AIM OF THE EXERCISE
What lines below include the word "emoji"? Copy each one.

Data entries
+===+
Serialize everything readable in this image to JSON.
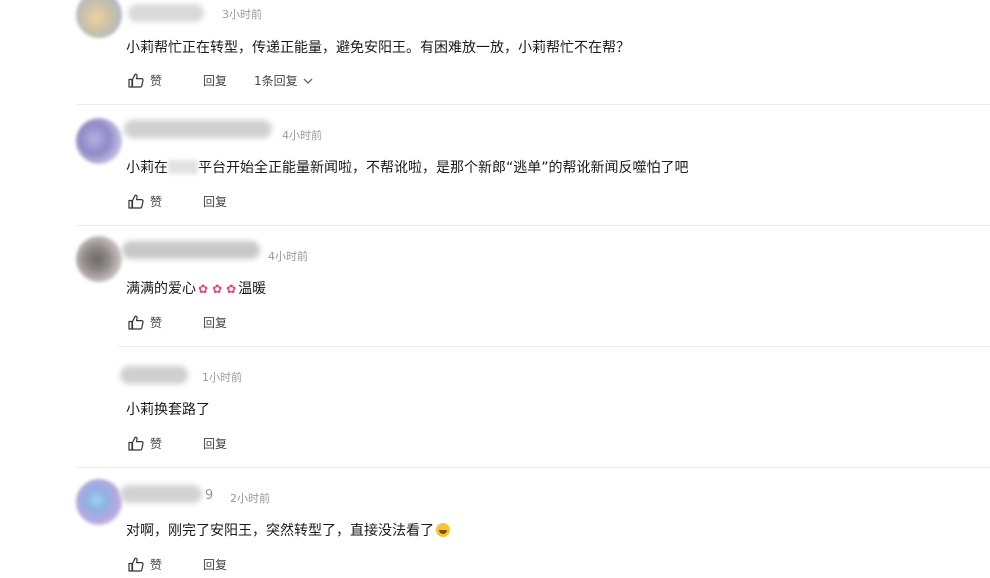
{
  "comments": [
    {
      "time": "3小时前",
      "text": "小莉帮忙正在转型，传递正能量，避免安阳王。有困难放一放，小莉帮忙不在帮？",
      "like_label": "赞",
      "reply_label": "回复",
      "reply_count_label": "1条回复"
    },
    {
      "time": "4小时前",
      "text_a": "小莉在",
      "text_b": "平台开始全正能量新闻啦，不帮讹啦，是那个新郎“逃单”的帮讹新闻反噬怕了吧",
      "like_label": "赞",
      "reply_label": "回复"
    },
    {
      "time": "4小时前",
      "text_a": "满满的爱心",
      "text_b": "温暖",
      "rose_icon": "rose-emoji",
      "like_label": "赞",
      "reply_label": "回复"
    },
    {
      "time": "1小时前",
      "text": "小莉换套路了",
      "like_label": "赞",
      "reply_label": "回复"
    },
    {
      "name_tail": "9",
      "time": "2小时前",
      "text": "对啊，刚完了安阳王，突然转型了，直接没法看了",
      "emoji_icon": "laugh-cry-emoji",
      "like_label": "赞",
      "reply_label": "回复"
    }
  ],
  "colors": {
    "text": "#1a1a1a",
    "meta": "#999999",
    "divider": "#ececec"
  },
  "icons": {
    "like": "thumbs-up-icon",
    "expand": "chevron-down-icon"
  }
}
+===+
ANSWER SPACE
      "rose_icon": "rose-emoji",
      "emoji_icon": "laugh-cry-emoji",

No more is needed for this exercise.